▶ Task inputs
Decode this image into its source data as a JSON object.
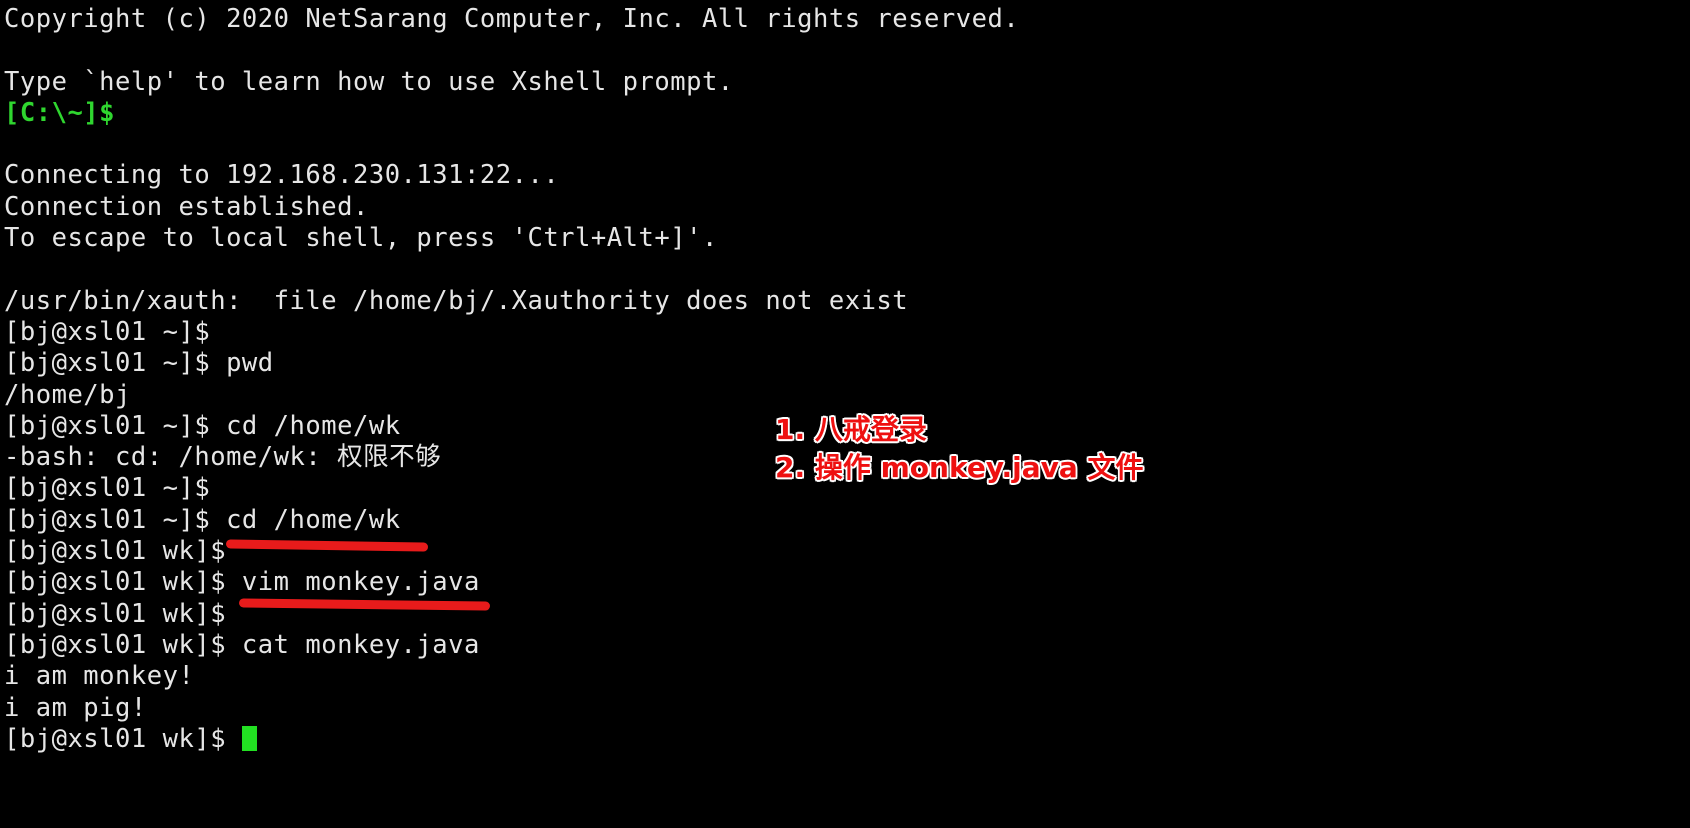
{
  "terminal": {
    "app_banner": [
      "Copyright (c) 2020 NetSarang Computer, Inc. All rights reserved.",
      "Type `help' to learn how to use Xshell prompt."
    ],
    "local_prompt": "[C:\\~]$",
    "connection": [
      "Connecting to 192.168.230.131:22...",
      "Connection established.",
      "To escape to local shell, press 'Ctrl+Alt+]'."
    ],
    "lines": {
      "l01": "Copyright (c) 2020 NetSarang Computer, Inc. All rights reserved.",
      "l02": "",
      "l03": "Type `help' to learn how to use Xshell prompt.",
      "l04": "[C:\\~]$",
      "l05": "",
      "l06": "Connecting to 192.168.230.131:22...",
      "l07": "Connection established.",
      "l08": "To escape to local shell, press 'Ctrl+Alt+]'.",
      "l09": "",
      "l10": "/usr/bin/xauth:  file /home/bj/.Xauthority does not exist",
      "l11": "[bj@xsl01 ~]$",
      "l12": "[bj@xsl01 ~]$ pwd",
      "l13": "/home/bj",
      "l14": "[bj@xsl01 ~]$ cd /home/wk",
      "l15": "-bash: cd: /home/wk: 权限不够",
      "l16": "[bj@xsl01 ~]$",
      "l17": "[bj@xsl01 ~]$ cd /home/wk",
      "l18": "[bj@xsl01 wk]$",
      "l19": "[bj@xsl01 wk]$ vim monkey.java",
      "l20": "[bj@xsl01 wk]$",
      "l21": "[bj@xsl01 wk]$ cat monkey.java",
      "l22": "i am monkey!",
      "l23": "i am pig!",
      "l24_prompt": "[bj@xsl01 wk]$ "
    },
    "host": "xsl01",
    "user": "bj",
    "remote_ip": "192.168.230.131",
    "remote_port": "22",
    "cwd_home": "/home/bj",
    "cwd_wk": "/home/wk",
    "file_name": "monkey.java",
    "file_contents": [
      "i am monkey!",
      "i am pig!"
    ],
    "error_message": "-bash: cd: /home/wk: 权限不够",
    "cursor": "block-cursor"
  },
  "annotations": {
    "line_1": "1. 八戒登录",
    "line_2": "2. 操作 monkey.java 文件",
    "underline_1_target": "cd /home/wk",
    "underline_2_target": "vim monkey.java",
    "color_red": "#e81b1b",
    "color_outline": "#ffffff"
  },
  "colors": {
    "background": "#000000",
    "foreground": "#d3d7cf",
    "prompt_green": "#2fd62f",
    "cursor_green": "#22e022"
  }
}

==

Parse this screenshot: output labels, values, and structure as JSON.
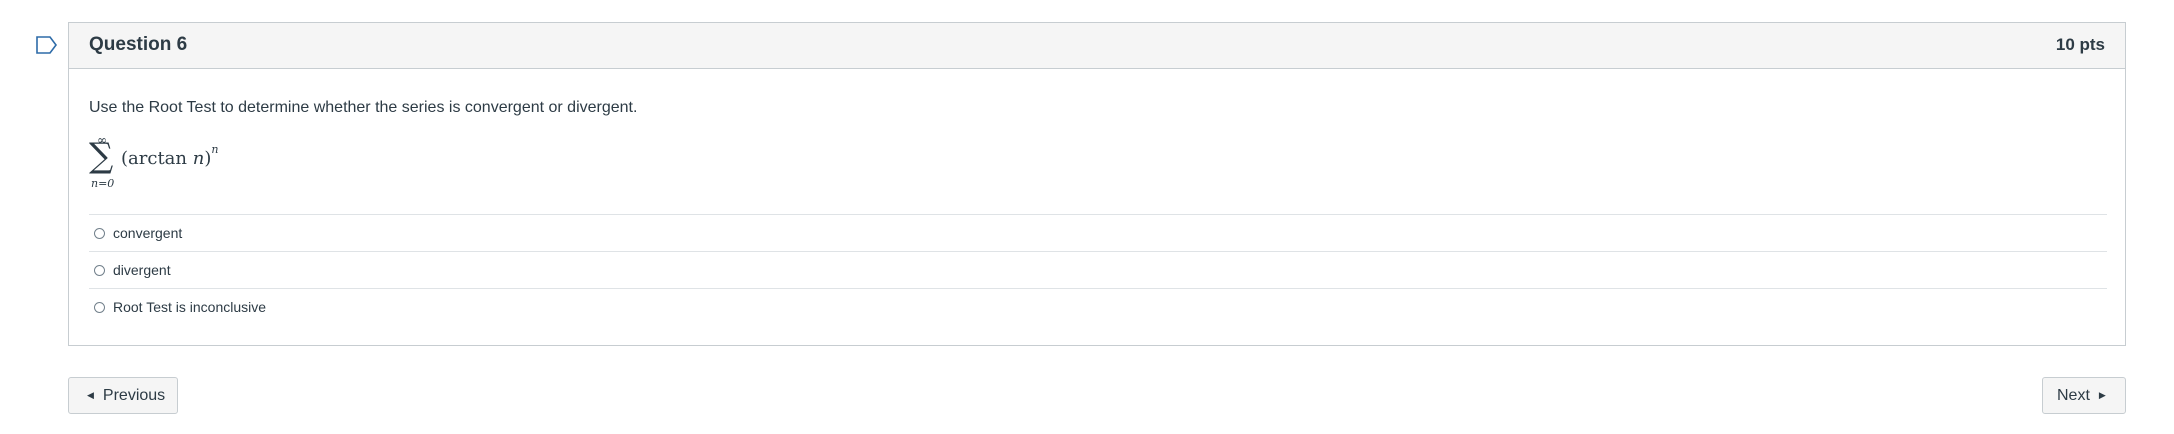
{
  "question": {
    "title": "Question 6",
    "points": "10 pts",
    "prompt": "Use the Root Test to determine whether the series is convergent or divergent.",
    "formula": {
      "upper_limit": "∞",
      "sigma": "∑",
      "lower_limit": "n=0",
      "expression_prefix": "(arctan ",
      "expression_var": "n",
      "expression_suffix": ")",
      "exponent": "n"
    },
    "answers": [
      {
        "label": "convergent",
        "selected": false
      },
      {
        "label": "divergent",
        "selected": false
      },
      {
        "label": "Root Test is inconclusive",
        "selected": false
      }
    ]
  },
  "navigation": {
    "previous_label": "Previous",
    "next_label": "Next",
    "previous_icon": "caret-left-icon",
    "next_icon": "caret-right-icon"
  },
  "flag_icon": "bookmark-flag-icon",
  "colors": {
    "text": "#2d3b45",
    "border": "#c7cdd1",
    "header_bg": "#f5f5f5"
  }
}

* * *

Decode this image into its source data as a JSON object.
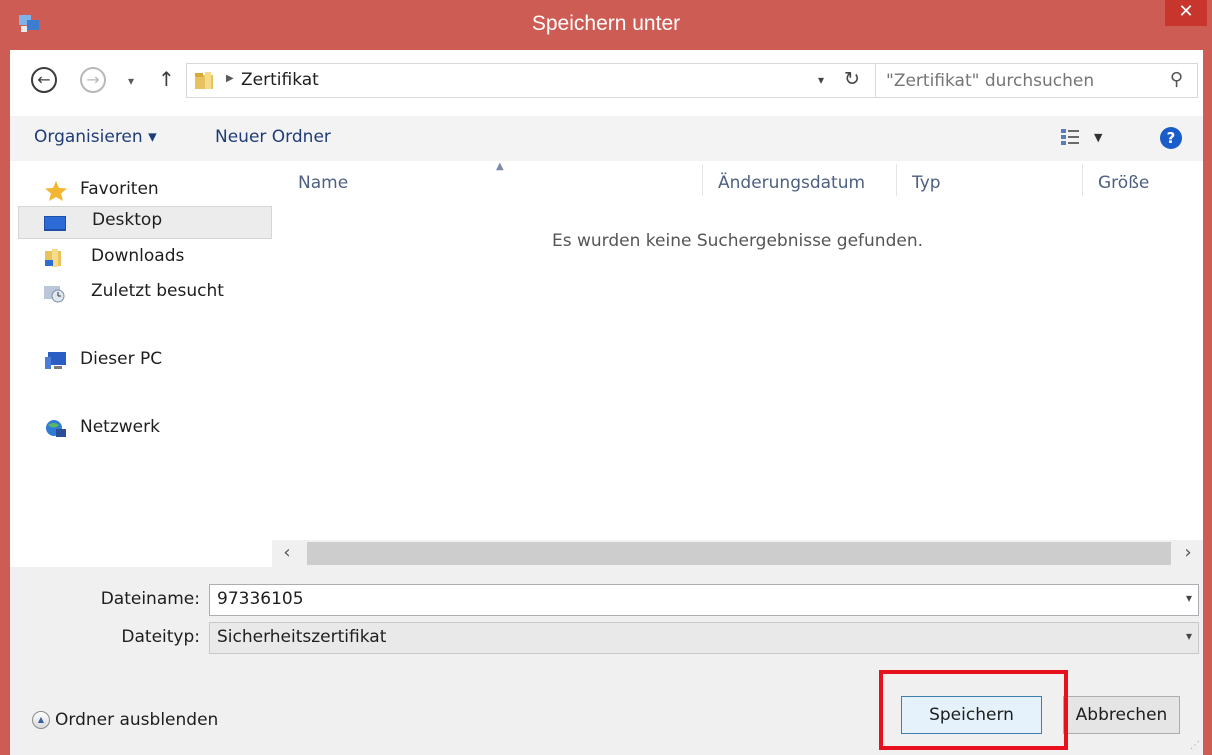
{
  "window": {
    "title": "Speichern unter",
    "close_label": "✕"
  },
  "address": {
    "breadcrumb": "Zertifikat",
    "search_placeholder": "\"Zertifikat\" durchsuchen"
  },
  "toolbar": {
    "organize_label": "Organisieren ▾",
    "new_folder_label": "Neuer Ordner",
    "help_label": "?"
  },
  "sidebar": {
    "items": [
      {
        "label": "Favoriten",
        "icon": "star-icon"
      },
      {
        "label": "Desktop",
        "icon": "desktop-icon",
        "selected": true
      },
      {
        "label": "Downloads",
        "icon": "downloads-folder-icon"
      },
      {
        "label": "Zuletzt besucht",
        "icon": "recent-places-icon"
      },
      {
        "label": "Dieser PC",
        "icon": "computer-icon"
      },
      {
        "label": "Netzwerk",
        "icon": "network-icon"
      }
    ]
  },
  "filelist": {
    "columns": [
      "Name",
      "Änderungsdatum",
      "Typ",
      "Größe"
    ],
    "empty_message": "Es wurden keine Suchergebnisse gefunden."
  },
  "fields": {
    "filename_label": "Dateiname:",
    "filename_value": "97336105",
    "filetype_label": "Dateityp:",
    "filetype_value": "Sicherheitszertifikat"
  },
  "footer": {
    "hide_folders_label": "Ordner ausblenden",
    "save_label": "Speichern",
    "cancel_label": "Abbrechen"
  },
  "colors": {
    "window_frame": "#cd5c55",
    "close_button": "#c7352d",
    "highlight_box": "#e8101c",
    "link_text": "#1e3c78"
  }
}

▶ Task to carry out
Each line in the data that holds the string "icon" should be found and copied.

▶ Exercise answer
    "previous_icon": "caret-left-icon",
    "next_icon": "caret-right-icon"
  "flag_icon": "bookmark-flag-icon",
        "icon": "star-icon"
        "icon": "desktop-icon",
        "icon": "downloads-folder-icon"
        "icon": "recent-places-icon"
        "icon": "computer-icon"
        "icon": "network-icon"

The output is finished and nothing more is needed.